The four ‘must haves’ in any Public Affairs plan: #2 Issue scenario-building
As many Public Affairs professionals will know, the PA department can have many different tasks to handle, some which may not even be core for a PA function. This depends of course on the organization, the raison d’être for the PA function and how many people will be working to execute the tasks. However, every good PA department starts with a plan - and in this extract from his book “The Public Affairs Engine” Ulobby CEO Anders Kopp Jensen gives his two cents on the four essential parts of such a PA-plan, continuing with step number 2:
So now you know your issues, the stakeholders and their position and you have identified the drivers in the public agenda. But an important next step is of course to identify the different scenarios on your particular issues. Most companies in the survey had between 4-8 issues (median of 5), but everyone should know that you will not succeed in the way you desire on all issues. The most likely outcome – like many things in life – is that you compromise or seek out the minimum acceptable solution in the political environment you are facing. Thus, the experienced PA professionals know that politics require pragmatism and a “best possible solution” approach.
Before PA professionals begin to reach out, assess and describe the following template.
Experienced PA professionals approach this by defining each step and also the barriers and enablers between them. Much depends on how the legislative process proceeds and how you can stimulate (push or slow/break) the progress.
This is important for two reasons: 1) this creates an overview and makes it actionable, and 2) it also functions as an expectation management step internally to make sure the PA efforts are not only measured in a binary dichotomy between best case or not.

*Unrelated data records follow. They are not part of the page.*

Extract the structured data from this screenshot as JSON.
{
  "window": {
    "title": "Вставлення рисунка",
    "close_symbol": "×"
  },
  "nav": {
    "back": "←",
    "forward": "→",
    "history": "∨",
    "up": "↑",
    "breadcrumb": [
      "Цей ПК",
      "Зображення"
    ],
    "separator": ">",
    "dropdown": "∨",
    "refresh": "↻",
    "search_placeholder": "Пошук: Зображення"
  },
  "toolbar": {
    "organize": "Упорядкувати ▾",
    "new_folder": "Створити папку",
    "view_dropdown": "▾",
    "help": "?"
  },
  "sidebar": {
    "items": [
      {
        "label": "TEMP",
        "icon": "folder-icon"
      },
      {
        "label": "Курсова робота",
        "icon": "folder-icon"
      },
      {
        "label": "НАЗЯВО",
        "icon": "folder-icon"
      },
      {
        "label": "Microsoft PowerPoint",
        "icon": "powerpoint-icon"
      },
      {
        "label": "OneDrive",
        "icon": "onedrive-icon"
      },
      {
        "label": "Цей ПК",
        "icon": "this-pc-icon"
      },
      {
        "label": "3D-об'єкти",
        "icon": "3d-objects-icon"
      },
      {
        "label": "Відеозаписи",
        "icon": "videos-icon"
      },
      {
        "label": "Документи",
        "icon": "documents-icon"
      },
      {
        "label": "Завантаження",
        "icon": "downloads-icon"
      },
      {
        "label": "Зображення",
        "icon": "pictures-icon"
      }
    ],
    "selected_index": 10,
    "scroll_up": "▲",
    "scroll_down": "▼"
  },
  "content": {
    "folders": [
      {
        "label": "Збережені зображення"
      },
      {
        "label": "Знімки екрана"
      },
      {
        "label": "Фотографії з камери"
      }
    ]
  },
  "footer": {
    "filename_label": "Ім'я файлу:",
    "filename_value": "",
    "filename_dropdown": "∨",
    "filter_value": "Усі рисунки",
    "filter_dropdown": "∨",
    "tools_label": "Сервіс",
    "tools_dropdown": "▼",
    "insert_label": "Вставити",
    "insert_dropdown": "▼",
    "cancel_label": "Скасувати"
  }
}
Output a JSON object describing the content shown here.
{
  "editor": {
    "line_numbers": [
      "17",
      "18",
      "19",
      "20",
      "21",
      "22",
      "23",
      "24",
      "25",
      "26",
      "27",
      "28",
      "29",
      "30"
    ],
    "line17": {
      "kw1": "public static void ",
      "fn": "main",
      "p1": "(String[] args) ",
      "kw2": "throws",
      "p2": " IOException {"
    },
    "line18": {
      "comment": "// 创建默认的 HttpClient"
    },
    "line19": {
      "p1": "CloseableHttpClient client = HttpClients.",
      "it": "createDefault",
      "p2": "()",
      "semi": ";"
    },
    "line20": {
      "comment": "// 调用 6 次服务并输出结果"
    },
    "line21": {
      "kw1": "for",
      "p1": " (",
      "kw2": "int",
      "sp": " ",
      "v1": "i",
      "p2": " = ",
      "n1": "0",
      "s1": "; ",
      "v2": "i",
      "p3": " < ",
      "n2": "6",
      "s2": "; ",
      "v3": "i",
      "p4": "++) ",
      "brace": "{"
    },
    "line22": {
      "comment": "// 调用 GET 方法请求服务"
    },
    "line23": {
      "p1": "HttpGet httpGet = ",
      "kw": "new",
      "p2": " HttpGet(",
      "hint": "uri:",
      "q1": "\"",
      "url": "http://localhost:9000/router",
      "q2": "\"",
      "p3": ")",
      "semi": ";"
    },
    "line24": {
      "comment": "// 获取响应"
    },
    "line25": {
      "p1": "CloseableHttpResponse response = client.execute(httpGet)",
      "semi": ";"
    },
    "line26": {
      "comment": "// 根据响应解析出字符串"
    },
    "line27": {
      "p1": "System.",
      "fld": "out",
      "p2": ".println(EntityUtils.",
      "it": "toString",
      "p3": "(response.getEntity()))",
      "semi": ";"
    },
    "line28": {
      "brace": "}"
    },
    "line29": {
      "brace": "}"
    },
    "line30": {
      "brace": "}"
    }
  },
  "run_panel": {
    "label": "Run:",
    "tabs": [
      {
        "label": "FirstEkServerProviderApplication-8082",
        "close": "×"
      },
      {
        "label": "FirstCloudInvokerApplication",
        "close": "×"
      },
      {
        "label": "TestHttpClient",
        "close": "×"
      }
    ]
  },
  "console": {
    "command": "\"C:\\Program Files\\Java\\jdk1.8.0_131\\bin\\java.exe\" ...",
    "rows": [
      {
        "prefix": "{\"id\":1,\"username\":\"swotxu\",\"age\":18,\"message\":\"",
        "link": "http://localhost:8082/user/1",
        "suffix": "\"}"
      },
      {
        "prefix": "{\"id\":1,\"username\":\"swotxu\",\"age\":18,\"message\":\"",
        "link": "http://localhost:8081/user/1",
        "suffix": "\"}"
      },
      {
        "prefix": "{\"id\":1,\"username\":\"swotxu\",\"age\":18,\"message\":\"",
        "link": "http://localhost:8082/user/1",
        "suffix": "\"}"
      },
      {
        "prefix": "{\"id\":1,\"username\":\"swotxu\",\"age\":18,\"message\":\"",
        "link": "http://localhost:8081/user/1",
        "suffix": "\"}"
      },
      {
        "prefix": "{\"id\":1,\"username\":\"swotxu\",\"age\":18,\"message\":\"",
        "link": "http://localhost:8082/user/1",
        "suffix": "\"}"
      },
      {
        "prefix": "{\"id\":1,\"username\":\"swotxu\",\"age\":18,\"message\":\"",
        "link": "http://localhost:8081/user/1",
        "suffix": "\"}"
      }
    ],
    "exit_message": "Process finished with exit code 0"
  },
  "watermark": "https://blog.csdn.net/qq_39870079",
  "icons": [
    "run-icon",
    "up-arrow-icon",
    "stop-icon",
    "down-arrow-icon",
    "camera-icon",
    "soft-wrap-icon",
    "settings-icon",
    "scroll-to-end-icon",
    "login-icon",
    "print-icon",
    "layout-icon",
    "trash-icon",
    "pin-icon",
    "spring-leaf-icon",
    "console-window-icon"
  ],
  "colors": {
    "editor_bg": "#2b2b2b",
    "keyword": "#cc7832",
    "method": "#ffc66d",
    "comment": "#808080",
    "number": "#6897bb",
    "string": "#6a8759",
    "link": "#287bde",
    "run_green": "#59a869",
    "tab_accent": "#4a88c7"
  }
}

In the plan, the PA professional must describe the different issue scenarios and also how to handle smaller changes in the political environment as well as larger incidents such as elections. As William Oberman (2017) stresses, this should also include reflections regarding at what level the issues are based. In other words the “venue”, as in local, state, national or supranational, and “branch”, as in legislative, executive, judicial, as well as the specific “unit”, as in committee, agency, etc., of government in which public policy is formulated or acted upon. Remember to draw a distinction between horizontal (venues at same level of government) and vertical focus areas (multiple possible levels). There are differences and you want to make sure that you “attack” the right level and don’t waste your time!